## [DATASET CONTENT]
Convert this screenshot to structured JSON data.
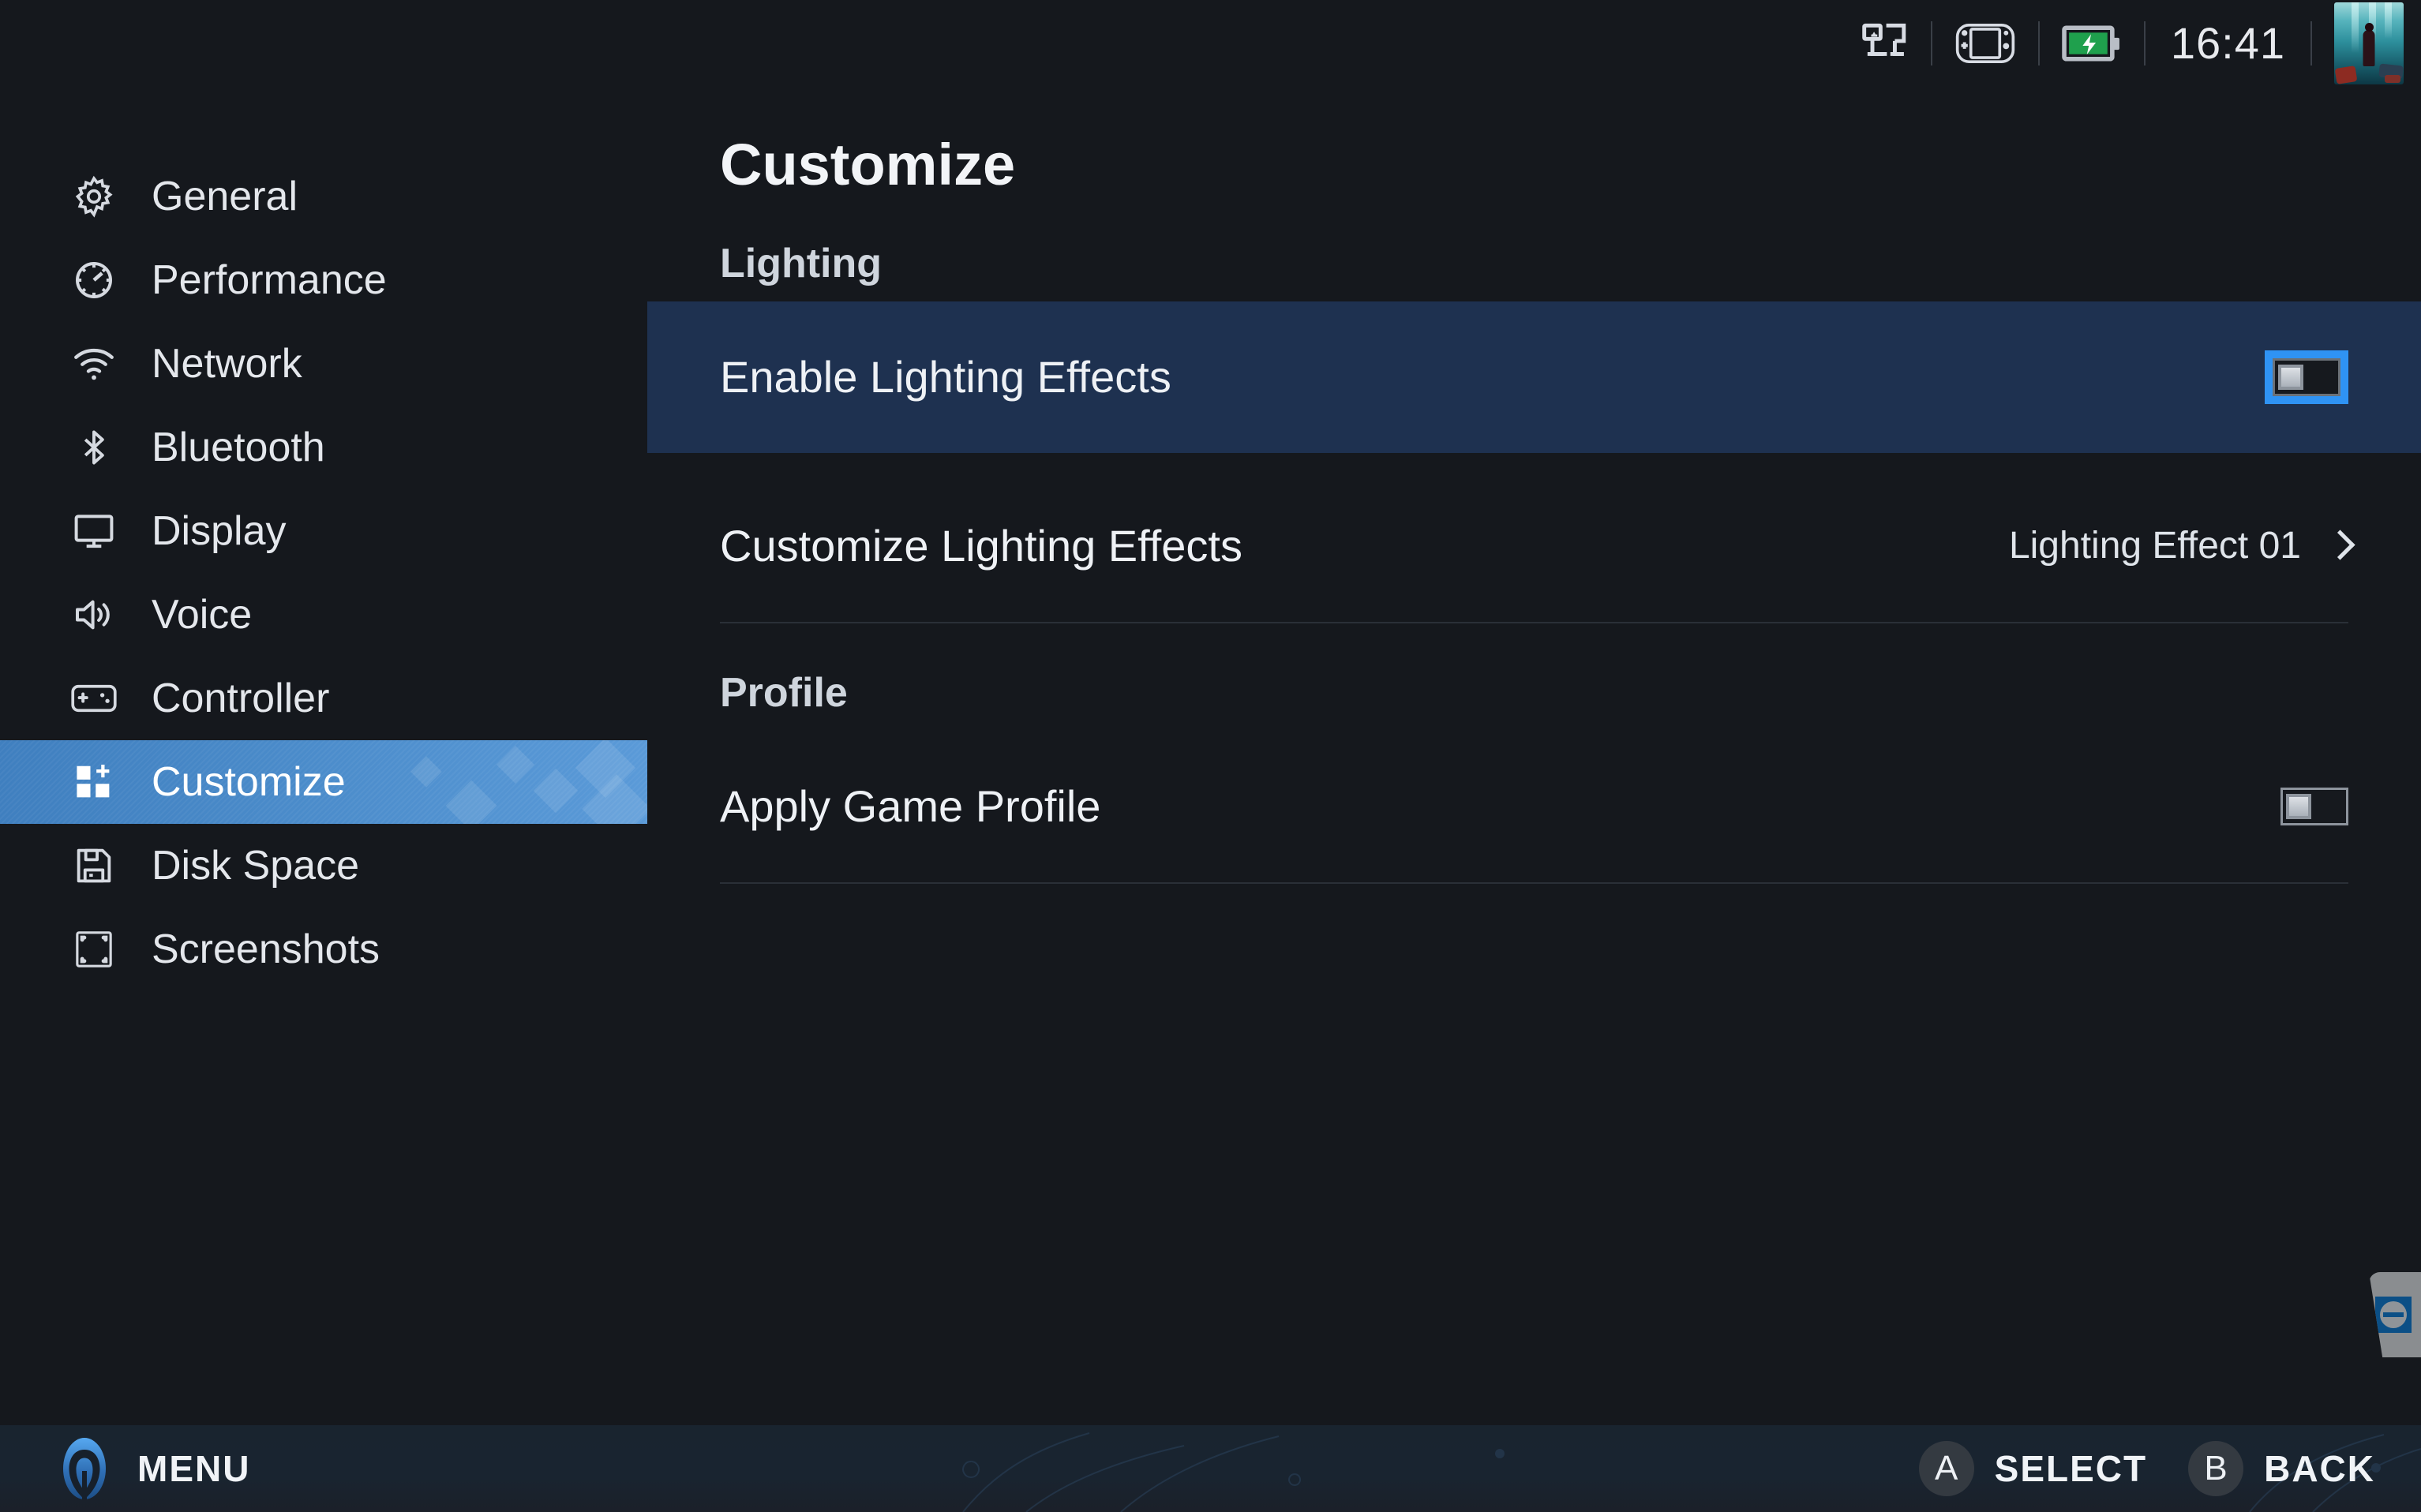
{
  "statusbar": {
    "icons": [
      "network-ethernet-icon",
      "handheld-device-icon",
      "battery-charging-icon"
    ],
    "clock": "16:41",
    "thumbnail_name": "game-thumbnail"
  },
  "sidebar": {
    "items": [
      {
        "label": "General",
        "icon": "gear-icon",
        "selected": false
      },
      {
        "label": "Performance",
        "icon": "gauge-icon",
        "selected": false
      },
      {
        "label": "Network",
        "icon": "wifi-icon",
        "selected": false
      },
      {
        "label": "Bluetooth",
        "icon": "bluetooth-icon",
        "selected": false
      },
      {
        "label": "Display",
        "icon": "monitor-icon",
        "selected": false
      },
      {
        "label": "Voice",
        "icon": "speaker-icon",
        "selected": false
      },
      {
        "label": "Controller",
        "icon": "gamepad-icon",
        "selected": false
      },
      {
        "label": "Customize",
        "icon": "customize-icon",
        "selected": true
      },
      {
        "label": "Disk Space",
        "icon": "floppy-disk-icon",
        "selected": false
      },
      {
        "label": "Screenshots",
        "icon": "screenshot-icon",
        "selected": false
      }
    ]
  },
  "main": {
    "title": "Customize",
    "sections": [
      {
        "heading": "Lighting",
        "rows": [
          {
            "label": "Enable Lighting Effects",
            "control": "toggle",
            "value": "off",
            "focused": true
          },
          {
            "label": "Customize Lighting Effects",
            "control": "chevron",
            "value": "Lighting Effect 01",
            "focused": false
          }
        ]
      },
      {
        "heading": "Profile",
        "rows": [
          {
            "label": "Apply Game Profile",
            "control": "toggle",
            "value": "off",
            "focused": false
          }
        ]
      }
    ]
  },
  "edge_tab": {
    "icon": "teamviewer-arrows-icon"
  },
  "bottombar": {
    "menu_label": "MENU",
    "logo_name": "legion-logo",
    "hints": [
      {
        "button": "A",
        "label": "SELECT"
      },
      {
        "button": "B",
        "label": "BACK"
      }
    ]
  },
  "colors": {
    "background": "#15181d",
    "accent_blue": "#4a8bca",
    "focus_blue": "#2f93f4",
    "row_focus_bg": "#1e3150",
    "battery_green": "#22a04a",
    "bottombar_bg": "#19242f"
  }
}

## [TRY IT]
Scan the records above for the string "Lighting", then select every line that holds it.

## [ANSWER TO THIS EXERCISE]
        "heading": "Lighting",
            "label": "Enable Lighting Effects",
            "label": "Customize Lighting Effects",
            "value": "Lighting Effect 01",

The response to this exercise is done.